Yesterday the first few blossoms of my "Snow Flurry" opened. I estimated over 700 buds on the plant! If the weather stays reasonably mild, they will bloom into December.
Bill, you must have magic dust or something! That's A LOT of buds. How nice you'll get such a great show. Your garden is really so beautiful and such a nice, interesting variety of plants. I always enjoy pics of your 'snow flurry' as well any pic of your garden. Do you find you have microclimates there with all the rock, stone and gravel you have?
Have you tried any spring blooming camellias?
700 buds?!?! The poor thing is going to explode and faint away like a Victorian damsel. Get out the smelling salts!
I suppose the rock walls act as a heat reservoir to some extent, and the stone mulch out in the front xeric garden (cacti, yuccas, hesperaloe, lavender, ice plants, sempervivums, etc.) acts a bit to retain some warmth, but more importantly for succulent and desert plants, it keeps them drier in winter by keeping them above the soil.
I have four spring blooming Camellias. Two are "April Blush", one "April Dawn" and one that I think is "April Kiss". That last one was mis-labeled as "April Dawn" but it's not.
Here is "April Blush". The larger one is about 6 feet tall and 4.5 feet wide.
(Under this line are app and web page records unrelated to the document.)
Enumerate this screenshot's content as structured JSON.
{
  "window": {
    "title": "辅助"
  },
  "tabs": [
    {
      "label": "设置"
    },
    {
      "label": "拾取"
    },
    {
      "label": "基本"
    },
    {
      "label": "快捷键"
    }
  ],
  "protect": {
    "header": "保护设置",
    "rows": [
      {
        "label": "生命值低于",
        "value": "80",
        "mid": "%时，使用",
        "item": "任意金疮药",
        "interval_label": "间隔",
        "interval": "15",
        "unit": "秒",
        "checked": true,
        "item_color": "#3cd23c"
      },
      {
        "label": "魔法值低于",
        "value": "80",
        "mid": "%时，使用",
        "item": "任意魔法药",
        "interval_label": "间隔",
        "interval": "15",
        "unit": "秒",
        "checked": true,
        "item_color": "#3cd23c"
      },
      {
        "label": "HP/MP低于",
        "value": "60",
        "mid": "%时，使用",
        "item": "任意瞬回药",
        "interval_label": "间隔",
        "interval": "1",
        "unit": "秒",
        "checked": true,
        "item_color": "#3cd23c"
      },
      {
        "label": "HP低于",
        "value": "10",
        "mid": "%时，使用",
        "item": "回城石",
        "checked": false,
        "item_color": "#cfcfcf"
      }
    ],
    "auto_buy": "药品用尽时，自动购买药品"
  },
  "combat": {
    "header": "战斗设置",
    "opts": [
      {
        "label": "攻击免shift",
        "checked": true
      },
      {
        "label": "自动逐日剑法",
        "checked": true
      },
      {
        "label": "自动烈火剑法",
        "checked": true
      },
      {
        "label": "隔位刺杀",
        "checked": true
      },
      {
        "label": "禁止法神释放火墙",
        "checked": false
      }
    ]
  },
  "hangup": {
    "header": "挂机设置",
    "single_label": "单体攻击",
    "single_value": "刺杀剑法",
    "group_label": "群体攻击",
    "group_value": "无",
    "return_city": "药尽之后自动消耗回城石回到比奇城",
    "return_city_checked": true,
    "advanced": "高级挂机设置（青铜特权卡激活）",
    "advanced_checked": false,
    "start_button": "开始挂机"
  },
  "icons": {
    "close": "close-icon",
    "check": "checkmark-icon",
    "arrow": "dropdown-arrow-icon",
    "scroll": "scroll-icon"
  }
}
This past spring it had over 200 flowrs.
This is "April Kiss"
And finally "April Dawn"
Yikes! Your "Snow Flurry" has over 700 buds!
(Speechless here, Bill.)
Molie, the plant is about 7 feet across and maybe 5 feet high. The buds form in clusters of 3-7 along the stems, so maybe 25-30 per stem. If I have a chance, I'll post a photo of the whole plant.
Thanks, Bill. I'd love to see full shots of your Camellias to get an idea of their eventual growth.
I've been researching Camellias to find one that would "fit" into my yard with its relatively windy conditions. I fear that the winds will do more harm than cold temperatures. However, several years ago I planted a Hydrangea --- not hardy in our zone --- in a very sheltered location and it has thrived. So we'll see.
I took this last fall, but it's a pretty good example of how "Snow Flurry" grows. This one tends to spread rather than grow tall, and the stems and branches are softer than the spring blooming types. As you can see, there were many flowers already past (petals all over the ground) and many, many more white buds all over it. And this year it's bigger of course. I took it with my phone camera so not that great. Meanwhile, I am looking for a photo of "April Blush" and I'll post it when I find it.
OMG! I Love that shrub! It looks so different from the southern varieties my parents have. What a great looking shrub. And such a blooming powerhouse. Does it get any fall color? Or am I asking too much from one beautiful shrub?!
Thanks! Well being evergreen (one reason I like Camellias!) it doesn't lose leaves so no fall color (other than the flower show!). My spring blooming camellias probably look very much like the ones with which you are familiar. I'm looking for a photo of one of those now and will post when I find it.
Darn. I was half hoping it was like leucothoe which is evergreen but goes through changes of leaf color. 'Snow Flurry' will be in my garden sooner than later! Thanks
That's beautiful, Bill - Snow Flurry is on my short list now.
DTD, thanks. You should have good results on the cape with Camellias. Sandy acid soil, and if you have a spot under some tall pines, they would love it. Are you growing some already?
I've tried a few times, but only with tiny ones, and once with a pair had been forced for a flower show. The big trees in my yard (and neighbors' yards) are maples, so most of my shade in the past has been too dry.
I do have one small one - slightly crowded - that's still young (maybe 2 years?) and hasn't bloomed yet ... ever hopeful, though! Maybe I'll go out and water it now.
DTD, they don't have to be in complete shade. If they get morning sun and then shade from the hottest summer sun they will be OK. So at the edge (if there is one ) of the maple shadow, they may work for you